POL 421 Seminar in American Politics Not offered this year SA Investigation of a major theme in American politics. Reading and intensive discussion of selected issues in the literature. One three-hour seminar. Staff
POL 422 Seminar in American Politics (also
GSS 422
) Fall SA
Investigation of a major theme in American politics. Reading and intensive discussion of selected issues in the literature. One three-hour seminar. T. Mendelberg
POL 423 Seminar in American Politics Fall SA Investigation of a major theme in American politics. Reading and intensive discussion of selected issues in the literature. K. Whittington
POL 430 Seminar in Comparative Politics Not offered this year SA Investigation of a major theme in comparative politics. Reading and intensive discussion of selected issues in the literature. One three-hour seminar. Staff
POL 431 Seminar in Comparative Politics Not offered this year SA Investigation of a major theme in comparative politics. Reading and intensive discussion of selected issues in the literature. Staff
POL 432 Seminar in Comparative Politics Fall SA Investigation of a major theme in comparative politics. Reading and intensive discussion of selected issues in the literature. One three-hour seminar. M. Beissinger
POL 433 Seminar in Comparative Politics (also
AFS 433
) Not offered this year SA
Investigation of a major theme in comparative politics. Reading and intensive discussion of selected issues in the literature. One three-hour seminar. Staff
POL 434 Seminar in Comparative Politics Not offered this year SA Investigation of a major theme in comparative politics. Reading and intensive discussion of selected issues in the literature. One three-hour seminar. Staff
POL 440 Seminar in International Relations Spring SA Investigation of a major theme in international relations. Reading and intensive discussion of selected issues in the literature. One three-hour seminar. F. Ahmed
POL 441 Seminar in International Relations Fall SA Investigation of a major theme in international relations. Reading and intensive discussion of selected issues in the literature. J. Gowa
POL 442 Seminar in International Relations Not offered this year SA Investigation of a major theme in international relations. Reading and intensive discussion of selected issues in the literature. One three-hour seminar. Staff
POL 443 Seminar in International Relations Not offered this year SA Investigation of a major theme in international relations. Reading and intensive discussion of selected issues in the literature. One three-hour seminar. Staff
POL 444 International Institutions and Law (See WWS 420)
POL 450 Seminar in Methods in Political Science Not offered this year QR Investigation of a major theme in methods of political science. Reading and intensive discussion of selected issues in the literature. One three-hour seminar. Staff

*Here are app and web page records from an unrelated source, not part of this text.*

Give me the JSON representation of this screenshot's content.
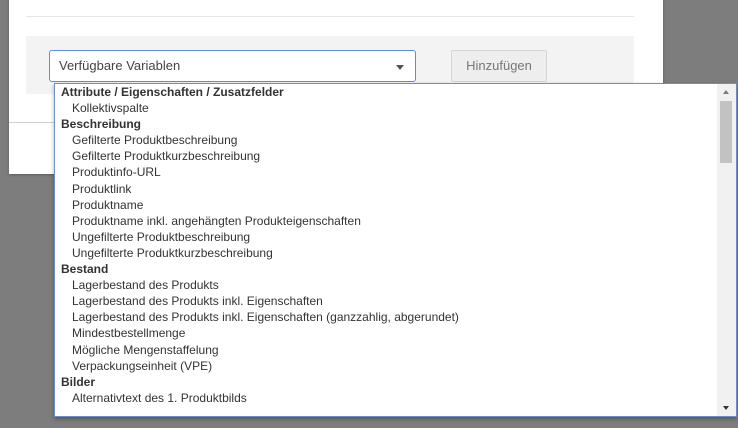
{
  "colors": {
    "backdrop": "#7d7d7d",
    "select_border": "#5b8fd6",
    "dropdown_border": "#6a8fc9",
    "panel_bg": "#f3f3f3"
  },
  "toolbar": {
    "select_value": "Verfügbare Variablen",
    "add_button_label": "Hinzufügen",
    "caret_icon": "chevron-down-icon"
  },
  "dropdown": {
    "groups": [
      {
        "label": "Attribute / Eigenschaften / Zusatzfelder",
        "options": [
          "Kollektivspalte"
        ]
      },
      {
        "label": "Beschreibung",
        "options": [
          "Gefilterte Produktbeschreibung",
          "Gefilterte Produktkurzbeschreibung",
          "Produktinfo-URL",
          "Produktlink",
          "Produktname",
          "Produktname inkl. angehängten Produkteigenschaften",
          "Ungefilterte Produktbeschreibung",
          "Ungefilterte Produktkurzbeschreibung"
        ]
      },
      {
        "label": "Bestand",
        "options": [
          "Lagerbestand des Produkts",
          "Lagerbestand des Produkts inkl. Eigenschaften",
          "Lagerbestand des Produkts inkl. Eigenschaften (ganzzahlig, abgerundet)",
          "Mindestbestellmenge",
          "Mögliche Mengenstaffelung",
          "Verpackungseinheit (VPE)"
        ]
      },
      {
        "label": "Bilder",
        "options": [
          "Alternativtext des 1. Produktbilds"
        ]
      }
    ],
    "scrollbar": {
      "up_icon": "scroll-up-arrow-icon",
      "down_icon": "scroll-down-arrow-icon"
    }
  }
}
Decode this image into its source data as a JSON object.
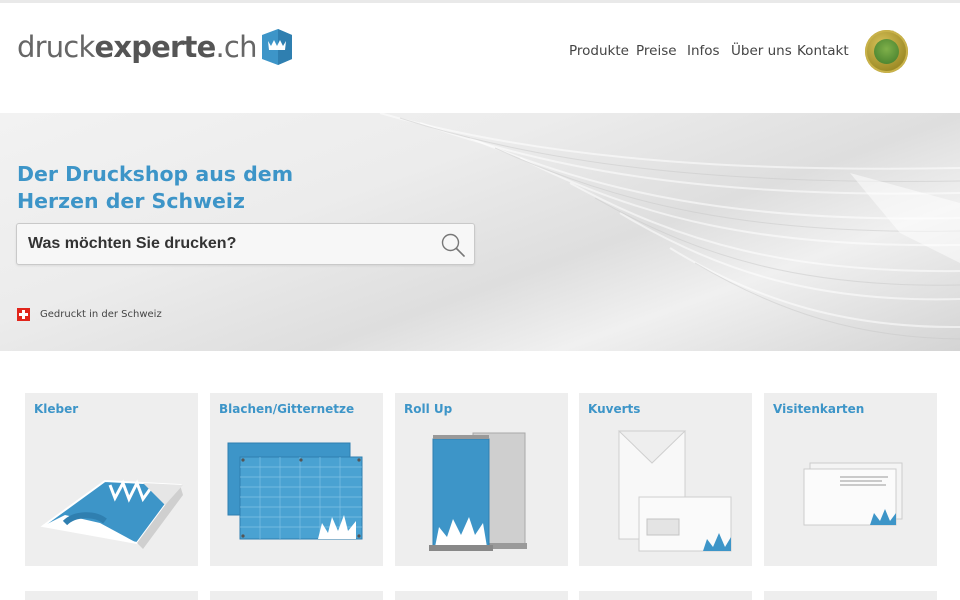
{
  "header": {
    "logo": {
      "part1": "druck",
      "part2": "experte",
      "part3": ".ch"
    },
    "nav": [
      {
        "label": "Produkte"
      },
      {
        "label": "Preise"
      },
      {
        "label": "Infos"
      },
      {
        "label": "Über uns"
      },
      {
        "label": "Kontakt"
      }
    ],
    "badge_icon": "award-badge-icon"
  },
  "hero": {
    "title_line1": "Der Druckshop aus dem",
    "title_line2": "Herzen der Schweiz",
    "search": {
      "placeholder": "Was möchten Sie drucken?",
      "value": ""
    },
    "swiss_note": "Gedruckt in der Schweiz"
  },
  "products": [
    {
      "title": "Kleber",
      "icon": "sticker-icon"
    },
    {
      "title": "Blachen/Gitternetze",
      "icon": "banner-icon"
    },
    {
      "title": "Roll Up",
      "icon": "rollup-icon"
    },
    {
      "title": "Kuverts",
      "icon": "envelope-icon"
    },
    {
      "title": "Visitenkarten",
      "icon": "business-card-icon"
    }
  ],
  "colors": {
    "accent": "#3d95c8",
    "card_bg": "#eeeeee",
    "text": "#444444"
  }
}
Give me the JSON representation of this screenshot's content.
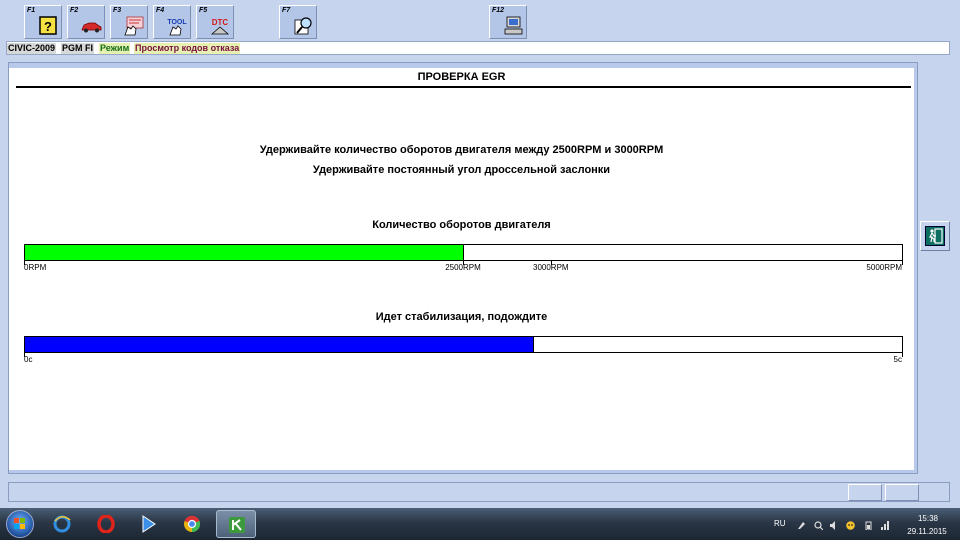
{
  "toolbar": {
    "buttons": [
      {
        "key": "F1",
        "icon": "help-question-icon"
      },
      {
        "key": "F2",
        "icon": "car-icon"
      },
      {
        "key": "F3",
        "icon": "data-list-hand-icon"
      },
      {
        "key": "F4",
        "icon": "tool-hand-icon",
        "label": "TOOL"
      },
      {
        "key": "F5",
        "icon": "dtc-icon",
        "label": "DTC"
      },
      {
        "key": "F7",
        "icon": "magnifier-document-icon"
      },
      {
        "key": "F12",
        "icon": "computer-icon"
      }
    ]
  },
  "status_line": {
    "model": "CIVIC-2009",
    "system": "PGM FI",
    "mode_label": "Режим",
    "mode_value": "Просмотр кодов отказа"
  },
  "panel": {
    "title": "ПРОВЕРКА EGR",
    "instruction_1": "Удерживайте количество оборотов двигателя между 2500RPM и 3000RPM",
    "instruction_2": "Удерживайте постоянный угол дроссельной заслонки",
    "rpm": {
      "label": "Количество оборотов двигателя",
      "min": 0,
      "max": 5000,
      "current": 2500,
      "color": "#00ff00",
      "ticks": [
        {
          "value": 0,
          "text": "0RPM"
        },
        {
          "value": 2500,
          "text": "2500RPM"
        },
        {
          "value": 3000,
          "text": "3000RPM"
        },
        {
          "value": 5000,
          "text": "5000RPM"
        }
      ]
    },
    "stabilization": {
      "label": "Идет стабилизация, подождите",
      "min": 0,
      "max": 5,
      "current": 2.9,
      "color": "#0000ff",
      "ticks": [
        {
          "value": 0,
          "text": "0c"
        },
        {
          "value": 5,
          "text": "5c"
        }
      ]
    }
  },
  "exit_button": {
    "icon": "exit-door-icon"
  },
  "taskbar": {
    "apps": [
      {
        "name": "internet-explorer-icon",
        "color": "#2f8fe0"
      },
      {
        "name": "opera-icon",
        "color": "#e0241b"
      },
      {
        "name": "media-player-icon",
        "color": "#3b8fe6"
      },
      {
        "name": "chrome-icon",
        "color": "#e8b30f"
      },
      {
        "name": "diagnostic-app-icon",
        "color": "#3c9a3c"
      }
    ],
    "language": "RU",
    "time": "15:38",
    "date": "29.11.2015"
  }
}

POL 451 Seminar in Methods in Political Science Not offered this year QR Investigation of a major theme in methods of political science. Reading and intensive discussion of selected issues in the literature. Staff
POL 452 Seminar in Methods in Political Science Not offered this year Investigation of a major theme in methods of political science. Reading and intensive discussion of selected issues in the literature. One three-hour seminar. Staff
POL 453 Seminar in Methods in Political Science Not offered this year Investigation of a major theme in methods of political science. Reading and intensive discussion of selected issues in the literature. One three-hour seminar Staff
POL 463 Public Leadership and Public Policy in the U.S. (See WWS 363)
POL 465 Political and Economic Development of the Middle East (See NES 265)
POL 479 Comparative Constitutional Law (See WWS 421)